The answer must be every line of the records below that contains the word "Internal", copied out.

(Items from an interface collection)
#####
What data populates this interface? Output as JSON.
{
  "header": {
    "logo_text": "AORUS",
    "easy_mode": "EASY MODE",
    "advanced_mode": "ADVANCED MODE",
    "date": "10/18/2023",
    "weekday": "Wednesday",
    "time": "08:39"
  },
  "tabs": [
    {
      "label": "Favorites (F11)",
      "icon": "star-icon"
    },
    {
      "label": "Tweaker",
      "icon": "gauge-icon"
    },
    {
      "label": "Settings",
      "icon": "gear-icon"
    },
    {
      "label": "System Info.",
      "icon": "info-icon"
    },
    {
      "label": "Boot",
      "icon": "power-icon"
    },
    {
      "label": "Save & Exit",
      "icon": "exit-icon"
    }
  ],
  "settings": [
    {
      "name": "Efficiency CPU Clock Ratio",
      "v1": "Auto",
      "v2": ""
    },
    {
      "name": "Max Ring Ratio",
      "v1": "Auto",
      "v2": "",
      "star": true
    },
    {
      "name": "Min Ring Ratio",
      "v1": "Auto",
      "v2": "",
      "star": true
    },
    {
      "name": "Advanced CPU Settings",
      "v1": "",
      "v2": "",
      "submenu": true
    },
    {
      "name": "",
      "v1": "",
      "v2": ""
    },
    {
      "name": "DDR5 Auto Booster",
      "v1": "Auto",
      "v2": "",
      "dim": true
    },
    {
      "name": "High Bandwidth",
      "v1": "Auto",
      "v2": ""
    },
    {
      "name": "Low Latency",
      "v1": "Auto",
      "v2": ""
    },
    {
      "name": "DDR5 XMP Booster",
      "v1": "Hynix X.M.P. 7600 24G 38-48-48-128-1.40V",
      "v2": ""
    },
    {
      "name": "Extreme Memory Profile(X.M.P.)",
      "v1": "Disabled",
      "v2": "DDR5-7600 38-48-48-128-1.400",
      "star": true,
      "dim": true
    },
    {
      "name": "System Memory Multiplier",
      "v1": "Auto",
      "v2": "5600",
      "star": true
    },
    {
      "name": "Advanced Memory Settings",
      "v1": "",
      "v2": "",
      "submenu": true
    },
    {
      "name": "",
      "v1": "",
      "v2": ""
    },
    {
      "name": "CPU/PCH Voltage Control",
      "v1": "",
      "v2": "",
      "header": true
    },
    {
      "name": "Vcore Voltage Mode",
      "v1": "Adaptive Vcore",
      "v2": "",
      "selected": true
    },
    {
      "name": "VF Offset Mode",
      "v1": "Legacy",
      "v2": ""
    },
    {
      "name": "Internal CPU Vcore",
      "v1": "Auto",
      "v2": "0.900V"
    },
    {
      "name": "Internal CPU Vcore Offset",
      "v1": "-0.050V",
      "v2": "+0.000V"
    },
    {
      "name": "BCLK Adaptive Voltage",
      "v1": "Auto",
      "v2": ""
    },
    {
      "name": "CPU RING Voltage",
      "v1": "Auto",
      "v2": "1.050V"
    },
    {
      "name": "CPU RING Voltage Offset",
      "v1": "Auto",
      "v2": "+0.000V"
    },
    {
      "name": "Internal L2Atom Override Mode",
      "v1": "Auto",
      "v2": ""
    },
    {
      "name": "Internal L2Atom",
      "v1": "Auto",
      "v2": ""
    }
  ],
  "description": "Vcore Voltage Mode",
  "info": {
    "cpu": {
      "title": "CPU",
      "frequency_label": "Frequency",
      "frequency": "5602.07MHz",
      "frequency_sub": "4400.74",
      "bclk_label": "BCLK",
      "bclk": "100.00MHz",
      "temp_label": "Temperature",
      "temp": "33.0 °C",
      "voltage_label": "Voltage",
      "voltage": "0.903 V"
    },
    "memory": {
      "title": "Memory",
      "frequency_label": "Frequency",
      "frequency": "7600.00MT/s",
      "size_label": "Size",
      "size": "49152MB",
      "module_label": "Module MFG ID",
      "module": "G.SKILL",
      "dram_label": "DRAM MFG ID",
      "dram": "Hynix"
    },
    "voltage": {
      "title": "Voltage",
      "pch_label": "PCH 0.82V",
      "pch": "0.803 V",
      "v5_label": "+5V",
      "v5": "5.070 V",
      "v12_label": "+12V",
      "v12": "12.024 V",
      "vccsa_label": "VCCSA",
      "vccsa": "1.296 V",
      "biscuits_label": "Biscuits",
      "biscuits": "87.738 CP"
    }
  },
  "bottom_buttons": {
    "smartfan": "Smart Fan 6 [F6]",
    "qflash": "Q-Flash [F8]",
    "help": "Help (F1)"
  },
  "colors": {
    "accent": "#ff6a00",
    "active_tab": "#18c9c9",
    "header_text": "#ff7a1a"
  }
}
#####
▶ [Answer space]
      "name": "Internal CPU Vcore",
      "name": "Internal CPU Vcore Offset",
      "name": "Internal L2Atom Override Mode",
      "name": "Internal L2Atom",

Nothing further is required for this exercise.